Which lines below contain "Prompt"? Pull them out.
Entries shown: Begin
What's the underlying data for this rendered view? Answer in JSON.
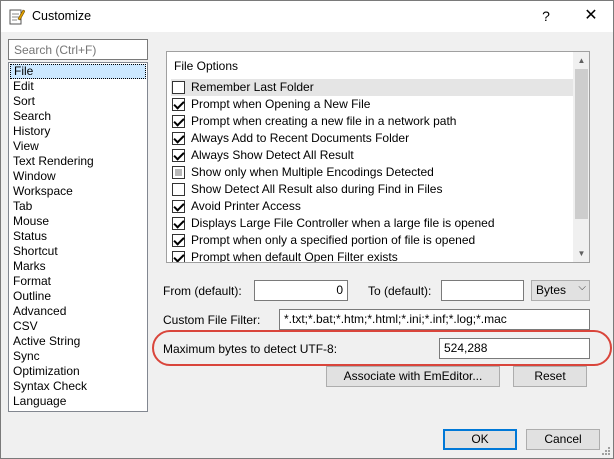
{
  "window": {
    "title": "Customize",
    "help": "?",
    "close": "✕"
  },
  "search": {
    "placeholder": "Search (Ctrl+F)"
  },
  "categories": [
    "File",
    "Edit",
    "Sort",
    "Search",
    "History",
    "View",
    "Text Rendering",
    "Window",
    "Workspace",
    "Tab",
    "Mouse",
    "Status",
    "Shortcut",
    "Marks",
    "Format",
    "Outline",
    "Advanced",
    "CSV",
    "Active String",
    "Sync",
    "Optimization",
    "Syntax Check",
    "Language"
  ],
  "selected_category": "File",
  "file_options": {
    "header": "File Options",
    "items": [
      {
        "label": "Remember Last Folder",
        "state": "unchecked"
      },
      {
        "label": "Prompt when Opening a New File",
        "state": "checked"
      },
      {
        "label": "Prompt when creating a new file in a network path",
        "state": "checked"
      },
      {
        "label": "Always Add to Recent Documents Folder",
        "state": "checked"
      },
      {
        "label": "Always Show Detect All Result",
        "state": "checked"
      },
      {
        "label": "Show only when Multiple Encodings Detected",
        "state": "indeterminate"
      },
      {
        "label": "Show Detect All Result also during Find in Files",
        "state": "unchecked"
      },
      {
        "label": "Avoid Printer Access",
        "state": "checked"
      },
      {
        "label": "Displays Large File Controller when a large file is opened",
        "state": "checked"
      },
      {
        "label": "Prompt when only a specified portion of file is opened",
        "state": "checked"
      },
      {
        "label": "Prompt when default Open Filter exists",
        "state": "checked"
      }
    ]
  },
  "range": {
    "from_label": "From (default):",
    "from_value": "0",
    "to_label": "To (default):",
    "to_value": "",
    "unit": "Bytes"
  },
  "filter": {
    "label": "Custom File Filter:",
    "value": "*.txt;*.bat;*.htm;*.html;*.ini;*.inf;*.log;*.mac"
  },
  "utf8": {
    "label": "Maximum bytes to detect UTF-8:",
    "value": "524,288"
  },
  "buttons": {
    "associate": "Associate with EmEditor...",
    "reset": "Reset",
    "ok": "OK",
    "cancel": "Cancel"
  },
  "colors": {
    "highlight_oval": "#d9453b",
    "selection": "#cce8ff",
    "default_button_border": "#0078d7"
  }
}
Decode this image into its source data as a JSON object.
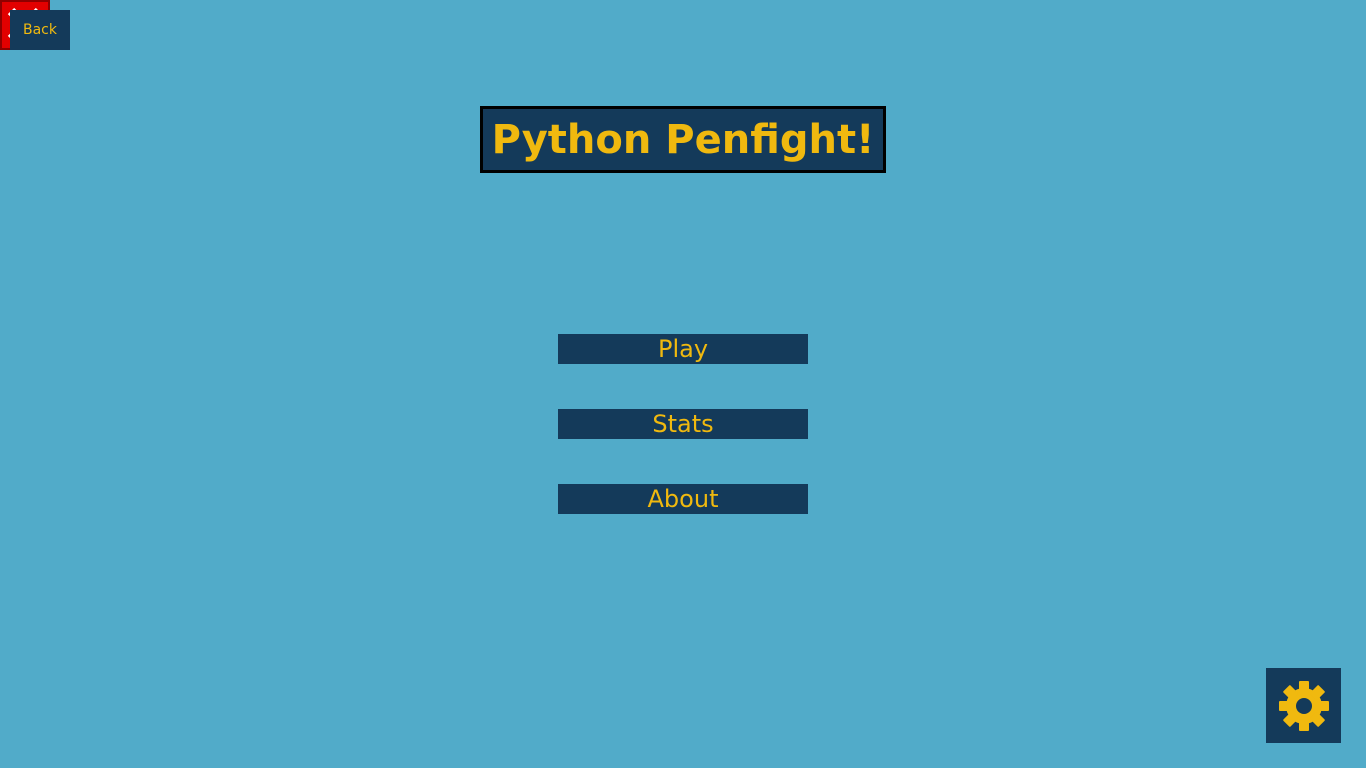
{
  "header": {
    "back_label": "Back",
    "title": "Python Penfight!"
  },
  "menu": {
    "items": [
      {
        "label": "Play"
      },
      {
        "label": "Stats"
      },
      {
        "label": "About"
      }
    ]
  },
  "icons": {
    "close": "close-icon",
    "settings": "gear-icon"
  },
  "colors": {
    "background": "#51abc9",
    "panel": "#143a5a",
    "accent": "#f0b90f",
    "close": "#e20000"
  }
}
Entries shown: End
_Written reply_.
        "label": "Prompt when Opening a New File",
        "label": "Prompt when creating a new file in a network path",
        "label": "Prompt when only a specified portion of file is opened",
        "label": "Prompt when default Open Filter exists",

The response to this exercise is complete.